Looking ahead

So, I survived March. April's next. I think it's going to be my most difficult month of training, at least from a motivational perspective. It'll also be logistically tricky. My wife will be in the field for 10 days-- overlapping two weekends-- leaving me as the sole parent. The rough goal is another 5 miles per week, bringing me up to ~45 miles/week. The question is how to best divide up those miles into quality workouts given the conditions in Leadville.

According to the calendar, it's spring. Looking out my window, it's winter. The roads around town are beginning to melt out, but the trails will have to wait at least another month. Looking at my training log, I can see that in '12 I was running the local trails during the first week of April. That was a very dry winter. Last year, they didn't melt out until May. This year, it's looking like I'll have to wait until May again. My dreams of another early melt don't look like they're going to happen.

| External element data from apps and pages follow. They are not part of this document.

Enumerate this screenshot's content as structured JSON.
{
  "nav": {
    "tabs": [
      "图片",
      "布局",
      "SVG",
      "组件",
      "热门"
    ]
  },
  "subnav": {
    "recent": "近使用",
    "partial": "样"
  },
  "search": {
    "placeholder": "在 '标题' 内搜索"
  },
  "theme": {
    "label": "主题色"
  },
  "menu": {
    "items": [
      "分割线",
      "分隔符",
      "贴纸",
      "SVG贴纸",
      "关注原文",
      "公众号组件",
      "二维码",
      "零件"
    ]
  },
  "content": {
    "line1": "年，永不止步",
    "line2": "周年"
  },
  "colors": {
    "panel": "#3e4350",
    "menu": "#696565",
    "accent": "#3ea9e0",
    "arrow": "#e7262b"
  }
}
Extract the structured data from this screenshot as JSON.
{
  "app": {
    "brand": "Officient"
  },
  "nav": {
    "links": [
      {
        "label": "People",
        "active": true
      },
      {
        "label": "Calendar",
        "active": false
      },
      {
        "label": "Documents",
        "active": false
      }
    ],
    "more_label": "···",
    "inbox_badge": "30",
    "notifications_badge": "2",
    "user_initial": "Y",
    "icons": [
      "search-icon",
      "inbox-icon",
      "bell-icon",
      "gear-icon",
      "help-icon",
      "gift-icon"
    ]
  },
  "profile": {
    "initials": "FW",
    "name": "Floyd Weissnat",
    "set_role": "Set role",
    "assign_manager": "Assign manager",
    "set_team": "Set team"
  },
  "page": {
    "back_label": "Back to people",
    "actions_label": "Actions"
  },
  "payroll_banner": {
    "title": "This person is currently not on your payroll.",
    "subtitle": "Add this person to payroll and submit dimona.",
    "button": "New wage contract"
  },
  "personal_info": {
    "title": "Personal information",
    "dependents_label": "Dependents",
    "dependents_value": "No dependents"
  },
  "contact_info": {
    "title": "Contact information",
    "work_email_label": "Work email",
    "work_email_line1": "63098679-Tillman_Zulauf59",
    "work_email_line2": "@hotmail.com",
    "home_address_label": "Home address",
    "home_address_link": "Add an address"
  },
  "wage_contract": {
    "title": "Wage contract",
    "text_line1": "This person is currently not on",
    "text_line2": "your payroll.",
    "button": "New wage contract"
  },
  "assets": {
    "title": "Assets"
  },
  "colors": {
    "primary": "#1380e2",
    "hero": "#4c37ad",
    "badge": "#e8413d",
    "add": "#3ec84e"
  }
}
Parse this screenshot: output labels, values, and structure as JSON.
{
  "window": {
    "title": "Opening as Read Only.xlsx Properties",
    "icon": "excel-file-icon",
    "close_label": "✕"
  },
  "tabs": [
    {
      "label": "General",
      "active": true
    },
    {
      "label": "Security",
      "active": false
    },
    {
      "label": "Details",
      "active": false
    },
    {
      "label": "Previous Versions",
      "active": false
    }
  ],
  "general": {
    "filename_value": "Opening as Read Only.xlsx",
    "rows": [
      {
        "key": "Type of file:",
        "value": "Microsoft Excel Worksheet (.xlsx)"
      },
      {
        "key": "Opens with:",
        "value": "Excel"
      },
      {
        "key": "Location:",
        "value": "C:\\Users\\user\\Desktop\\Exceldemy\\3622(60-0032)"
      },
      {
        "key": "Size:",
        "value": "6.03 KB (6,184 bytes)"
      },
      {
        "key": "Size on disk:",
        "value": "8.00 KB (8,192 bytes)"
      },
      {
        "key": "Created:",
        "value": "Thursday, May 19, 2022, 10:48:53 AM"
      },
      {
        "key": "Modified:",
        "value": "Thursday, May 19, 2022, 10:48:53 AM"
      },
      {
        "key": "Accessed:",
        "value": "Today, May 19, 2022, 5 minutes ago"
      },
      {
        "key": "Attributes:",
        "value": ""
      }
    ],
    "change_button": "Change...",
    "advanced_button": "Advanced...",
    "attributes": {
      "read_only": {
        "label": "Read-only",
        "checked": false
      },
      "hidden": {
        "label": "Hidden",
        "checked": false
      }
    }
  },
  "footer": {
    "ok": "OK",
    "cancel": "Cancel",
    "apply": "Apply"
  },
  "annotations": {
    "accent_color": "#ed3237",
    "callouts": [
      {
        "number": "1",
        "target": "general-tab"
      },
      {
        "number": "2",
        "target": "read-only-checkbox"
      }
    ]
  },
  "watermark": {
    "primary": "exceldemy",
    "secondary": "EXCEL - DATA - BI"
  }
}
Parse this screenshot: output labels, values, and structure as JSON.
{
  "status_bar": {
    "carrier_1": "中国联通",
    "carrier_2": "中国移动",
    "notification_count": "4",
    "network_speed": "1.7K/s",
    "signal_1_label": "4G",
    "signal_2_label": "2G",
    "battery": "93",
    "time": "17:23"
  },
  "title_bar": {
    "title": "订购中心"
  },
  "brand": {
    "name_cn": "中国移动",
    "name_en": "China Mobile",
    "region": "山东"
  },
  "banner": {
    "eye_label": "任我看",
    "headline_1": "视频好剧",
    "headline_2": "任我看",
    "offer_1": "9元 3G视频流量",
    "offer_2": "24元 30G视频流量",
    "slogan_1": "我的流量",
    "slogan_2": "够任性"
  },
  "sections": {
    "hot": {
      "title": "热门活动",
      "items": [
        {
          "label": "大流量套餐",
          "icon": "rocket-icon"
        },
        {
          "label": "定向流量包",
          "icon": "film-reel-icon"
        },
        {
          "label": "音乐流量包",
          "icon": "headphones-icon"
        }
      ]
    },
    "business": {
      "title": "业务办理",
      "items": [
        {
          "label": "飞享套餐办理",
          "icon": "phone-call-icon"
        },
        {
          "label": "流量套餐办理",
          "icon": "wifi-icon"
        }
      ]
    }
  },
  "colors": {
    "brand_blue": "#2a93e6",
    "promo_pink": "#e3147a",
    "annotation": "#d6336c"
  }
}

So, what does that mean? Running roads, roads, and more roads. Some dirt, but I'm going to have to embrace the asphalt for most of my running next month. And, given my limited options, that means that April probably won't be very big in the vertical department-- at least, certainly not where I would normally like to be at two months before a 100. I'm going to have to mix things up a bit and try to substitute some speed for elevation gain. Given the choice, I prefer the later. But, I've come to accept the fact that I'll have to wait until May to start running up mountains... In a lot of ways, what I've been doing so far is just base building. Sure, I've had a smattering of quality workouts where I pushed myself-- most notably in Florida-- but mostly I've just been slowly ramping up the miles without ramping up the intensity. That's going to have to change in April, I think.

May will be fun. The leaves will come out; more and more of my favorite running routes will open up. In many ways, May will be the reward for all this early season training-- huffing-and-puffing up and down the same roads every week. I've got 3 back-to-back-to-back races lined up: the Collegiate Peaks 25, the Quad Rock 50, and finally the Sage Burner 50K. It will be a cycle of race, recover, race, recover, race, recover. Then a final two weeks of peak training, then the taper for Bighorn. It's crazy to think how close it is!